marked a milestone for Sun Records too, 
the first long-playing album recorded at that studio.
In 1958, Cash left Sun Records
for a more lucrative deal with Columbia Records. 
Here he is pictured with first wife Vivian and daughters 
Kathy, left, Roseanne and Cindy that same year. 
Cash and Vivian divorced in 1966. 
In this 1962 colorized photo, Cash chats with his manager, Saul Holiff.
Throughout the early '60s, Cash began to drink heavily and 
grew addicted to the amphetamines he took to stay awake during concerts. 
During this time Cash toured with the Carter family, 
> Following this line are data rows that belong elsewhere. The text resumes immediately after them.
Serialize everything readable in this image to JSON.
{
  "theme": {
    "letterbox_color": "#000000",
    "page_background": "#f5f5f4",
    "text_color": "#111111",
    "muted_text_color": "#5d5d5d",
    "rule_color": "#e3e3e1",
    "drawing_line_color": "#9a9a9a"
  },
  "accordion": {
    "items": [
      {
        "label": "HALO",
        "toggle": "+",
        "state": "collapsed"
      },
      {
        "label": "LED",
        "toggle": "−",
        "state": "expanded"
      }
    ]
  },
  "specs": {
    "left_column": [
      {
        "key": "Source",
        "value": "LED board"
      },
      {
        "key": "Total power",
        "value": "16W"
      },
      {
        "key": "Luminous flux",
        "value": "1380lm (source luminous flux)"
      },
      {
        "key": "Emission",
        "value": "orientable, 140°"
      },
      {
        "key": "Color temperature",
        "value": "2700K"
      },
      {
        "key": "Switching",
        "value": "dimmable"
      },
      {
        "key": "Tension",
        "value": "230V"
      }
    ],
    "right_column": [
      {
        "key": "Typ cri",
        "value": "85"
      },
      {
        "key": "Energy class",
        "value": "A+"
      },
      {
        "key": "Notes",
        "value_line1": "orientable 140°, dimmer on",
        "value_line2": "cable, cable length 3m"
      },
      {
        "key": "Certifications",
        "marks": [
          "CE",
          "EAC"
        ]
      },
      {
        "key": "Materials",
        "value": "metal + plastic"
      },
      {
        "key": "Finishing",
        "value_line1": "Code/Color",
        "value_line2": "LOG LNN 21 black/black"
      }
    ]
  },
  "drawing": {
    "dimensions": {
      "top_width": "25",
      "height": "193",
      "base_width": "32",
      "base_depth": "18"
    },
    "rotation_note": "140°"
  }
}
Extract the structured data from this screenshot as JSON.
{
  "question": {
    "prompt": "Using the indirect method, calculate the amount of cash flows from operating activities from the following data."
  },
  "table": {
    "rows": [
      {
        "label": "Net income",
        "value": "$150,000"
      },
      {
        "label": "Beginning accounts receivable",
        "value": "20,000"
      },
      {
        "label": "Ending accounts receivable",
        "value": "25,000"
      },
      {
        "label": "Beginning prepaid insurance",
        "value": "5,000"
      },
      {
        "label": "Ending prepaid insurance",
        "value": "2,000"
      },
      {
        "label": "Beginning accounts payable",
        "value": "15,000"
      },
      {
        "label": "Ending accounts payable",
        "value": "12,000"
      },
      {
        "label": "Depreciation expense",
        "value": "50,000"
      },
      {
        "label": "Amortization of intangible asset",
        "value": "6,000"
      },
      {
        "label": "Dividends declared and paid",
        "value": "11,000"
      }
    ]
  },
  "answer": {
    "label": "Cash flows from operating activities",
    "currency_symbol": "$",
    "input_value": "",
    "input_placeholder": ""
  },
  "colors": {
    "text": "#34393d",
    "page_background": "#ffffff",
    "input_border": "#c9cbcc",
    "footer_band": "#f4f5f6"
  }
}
eventually falling in love with June Carter, his second-wife-to-be. 
Here Cash is pictured in his trademark all-black look, at Folsom Prison in 1968. 
That same year he released a live album recorded within those prison walls. 
Cash, who harbored much compassion for inmates, 
started performing concerts at various prisons in the late 1950s. 
Cash married June Carter in 1968, after conquering his addiction. 
By Cash's side during his recovery, 
Carter refused to wed the star until he was drug-free. 
This 1975 file photo shows the couple performing a duet. 
In 1969, Johnny Cash debuted "The Johnny Cash Show" on ABC. 
This picture depicts him performing with Bob Dylan during the premiere.
Cash's friendship with Dylan deepened through the years, 
and the pair worked on a handful of collaborations together. 
Cash performed with several mainstream artists during 
"The Johnny Cash Show's" three-year run, 
including Louis Armstrong (pictured), 
Neil Young and Ray Charles. 
By the early 1970s, Cash solidified his onstage uniform of all black. 
Cash wrote "Man in Black" in 1971 to comment on his concert dress: 
"We're doing mighty fine I do suppose /
In our streak of lightning cars and fancy clothes / 
But just so we're reminded of the ones who are held back /
Up front there ought to be a man in black." 
Halfway through the '70s Johnny Cash's popularity waned, 
but his 1975 autobiography "Man in Black" 
sold over 1 million copies. 
He released a second, "Cash: The Autobiography," in 1979. 
He also made cameos in several television shows with his wife, 
including "Little House on the Prairie" 
and "Dr. Quinn, Medicine Woman." 
Cash was the youngest musician to be inducted into 
the Country Music Hall of Fame in 1980, 
but his career reached its lowest point during this time  
a decade of unnoticed albums marred by double bypass surgery 
and relapse into drug addiction. 
Cash was also dropped from Columbia Records. 
His career was revitalized in 1990 when he crossed genres and 
found an audience outside of country, teaming up with 
bands like U2 and punk quintet One Bad Pig. 
This 1990 file photo shows Cash onstage in Chicago. 
Two years later, he was inducted into 
the Rock and Roll Hall of Fame. 
Cash was eventually diagnosed with dysautonomia, 
a disease of the autonomic nervous system. 
His last albums, "American III: Solitary Man" (2000) and 
"American IV: The Man Comes Around" (2002) 
reflect on the effects of his illness. 
Cash was prolific, recording and releasing 
dozens of songs in the last months before his death. 
Shown above, from left, are Johnny Cash, 
John Carter Cash, Smokey Hormel and Rick Rubin
during the recording of "American IV" 
at Rick Rubin's L.A. studio. 
Johnny Cash died on Sept. 12, 2003,
from complications of his diabetes. 
He was 71.